Information given below:

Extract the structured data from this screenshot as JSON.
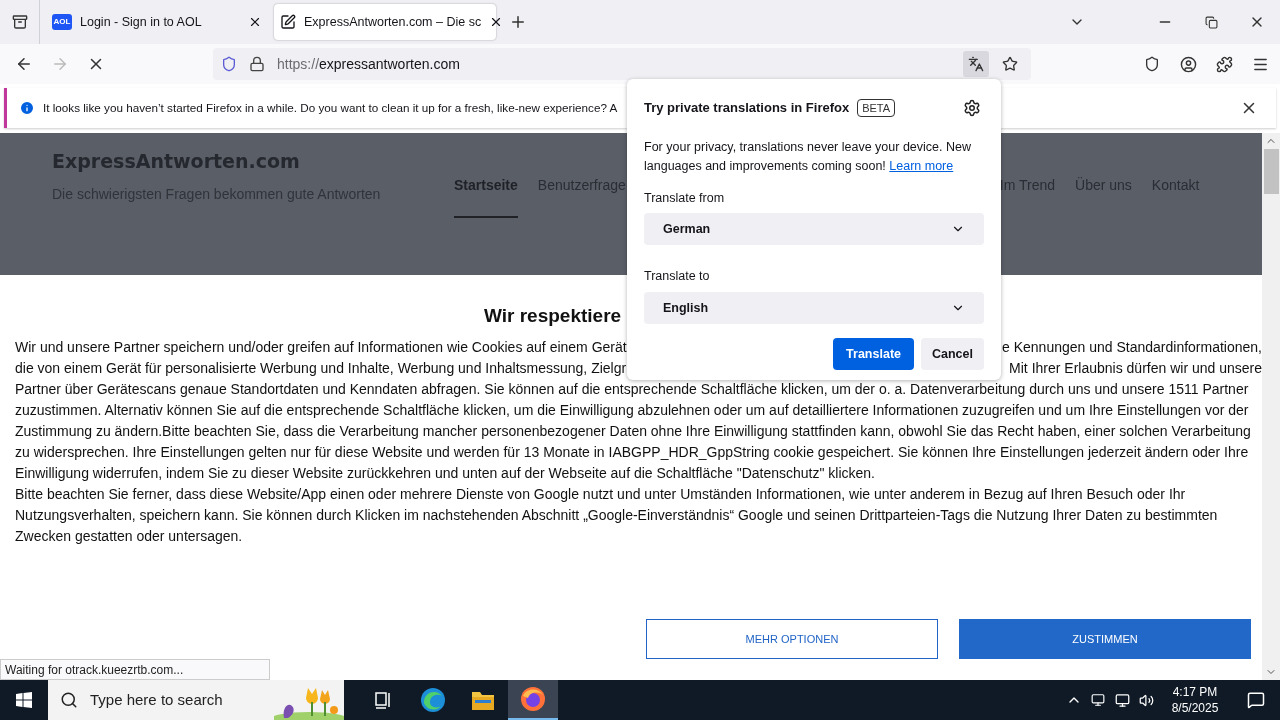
{
  "tabs": [
    {
      "kind": "badge",
      "favicon": "AOL",
      "title": "Login - Sign in to AOL",
      "selected": false
    },
    {
      "kind": "edit",
      "title": "ExpressAntworten.com – Die sc",
      "selected": true
    }
  ],
  "address": {
    "scheme": "https://",
    "host": "expressantworten.com"
  },
  "notification": {
    "message": "It looks like you haven’t started Firefox in a while. Do you want to clean it up for a fresh, like-new experience? A"
  },
  "translation_popup": {
    "title": "Try private translations in Firefox",
    "badge": "BETA",
    "description": "For your privacy, translations never leave your device. New languages and improvements coming soon!",
    "link": "Learn more",
    "from_label": "Translate from",
    "from_value": "German",
    "to_label": "Translate to",
    "to_value": "English",
    "primary": "Translate",
    "secondary": "Cancel"
  },
  "site": {
    "title": "ExpressAntworten.com",
    "tagline": "Die schwierigsten Fragen bekommen gute Antworten",
    "nav_left": [
      {
        "label": "Startseite",
        "selected": true
      },
      {
        "label": "Benutzerfrage",
        "selected": false
      }
    ],
    "nav_right": [
      {
        "label": "Im Trend",
        "selected": false
      },
      {
        "label": "Über uns",
        "selected": false
      },
      {
        "label": "Kontakt",
        "selected": false
      }
    ]
  },
  "consent": {
    "heading": "Wir respektiere",
    "lines": [
      {
        "kind": "split",
        "left": "Wir und unsere Partner speichern und/oder greifen auf Informationen wie Cookies auf einem Gerät",
        "right": "e Kennungen und Standardinformationen,"
      },
      {
        "kind": "split",
        "left": "die von einem Gerät für personalisierte Werbung und Inhalte, Werbung und Inhaltsmessung, Zielgr",
        "right": "Mit Ihrer Erlaubnis dürfen wir und unsere"
      },
      {
        "kind": "full",
        "text": "Partner über Gerätescans genaue Standortdaten und Kenndaten abfragen. Sie können auf die entsprechende Schaltfläche klicken, um der o. a. Datenverarbeitung durch uns und unsere 1511 Partner"
      },
      {
        "kind": "full",
        "text": "zuzustimmen. Alternativ können Sie auf die entsprechende Schaltfläche klicken, um die Einwilligung abzulehnen oder um auf detailliertere Informationen zuzugreifen und um Ihre Einstellungen vor der"
      },
      {
        "kind": "full",
        "text": "Zustimmung zu ändern.Bitte beachten Sie, dass die Verarbeitung mancher personenbezogener Daten ohne Ihre Einwilligung stattfinden kann, obwohl Sie das Recht haben, einer solchen Verarbeitung"
      },
      {
        "kind": "full",
        "text": "zu widersprechen. Ihre Einstellungen gelten nur für diese Website und werden für 13 Monate in IABGPP_HDR_GppString cookie gespeichert. Sie können Ihre Einstellungen jederzeit ändern oder Ihre"
      },
      {
        "kind": "full",
        "text": "Einwilligung widerrufen, indem Sie zu dieser Website zurückkehren und unten auf der Webseite auf die Schaltfläche \"Datenschutz\" klicken."
      },
      {
        "kind": "full",
        "text": "Bitte beachten Sie ferner, dass diese Website/App einen oder mehrere Dienste von Google nutzt und unter Umständen Informationen, wie unter anderem in Bezug auf Ihren Besuch oder Ihr"
      },
      {
        "kind": "full",
        "text": "Nutzungsverhalten, speichern kann. Sie können durch Klicken im nachstehenden Abschnitt „Google-Einverständnis“ Google und seinen Drittparteien-Tags die Nutzung Ihrer Daten zu bestimmten"
      },
      {
        "kind": "full",
        "text": "Zwecken gestatten oder untersagen."
      }
    ],
    "more_button": "MEHR OPTIONEN",
    "accept_button": "ZUSTIMMEN"
  },
  "status": "Waiting for otrack.kueezrtb.com...",
  "taskbar": {
    "search_placeholder": "Type here to search",
    "apps": [
      {
        "kind": "task-view",
        "selected": false
      },
      {
        "kind": "edge",
        "selected": false
      },
      {
        "kind": "explorer",
        "selected": false
      },
      {
        "kind": "firefox",
        "selected": true
      }
    ],
    "time": "4:17 PM",
    "date": "8/5/2025"
  }
}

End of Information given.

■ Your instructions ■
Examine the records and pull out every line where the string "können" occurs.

■ Result ■
        "text": "Partner über Gerätescans genaue Standortdaten und Kenndaten abfragen. Sie können auf die entsprechende Schaltfläche klicken, um der o. a. Datenverarbeitung durch uns und unsere 1511 Partner"
        "text": "zuzustimmen. Alternativ können Sie auf die entsprechende Schaltfläche klicken, um die Einwilligung abzulehnen oder um auf detailliertere Informationen zuzugreifen und um Ihre Einstellungen vor der"
        "text": "zu widersprechen. Ihre Einstellungen gelten nur für diese Website und werden für 13 Monate in IABGPP_HDR_GppString cookie gespeichert. Sie können Ihre Einstellungen jederzeit ändern oder Ihre"
        "text": "Nutzungsverhalten, speichern kann. Sie können durch Klicken im nachstehenden Abschnitt „Google-Einverständnis“ Google und seinen Drittparteien-Tags die Nutzung Ihrer Daten zu bestimmten"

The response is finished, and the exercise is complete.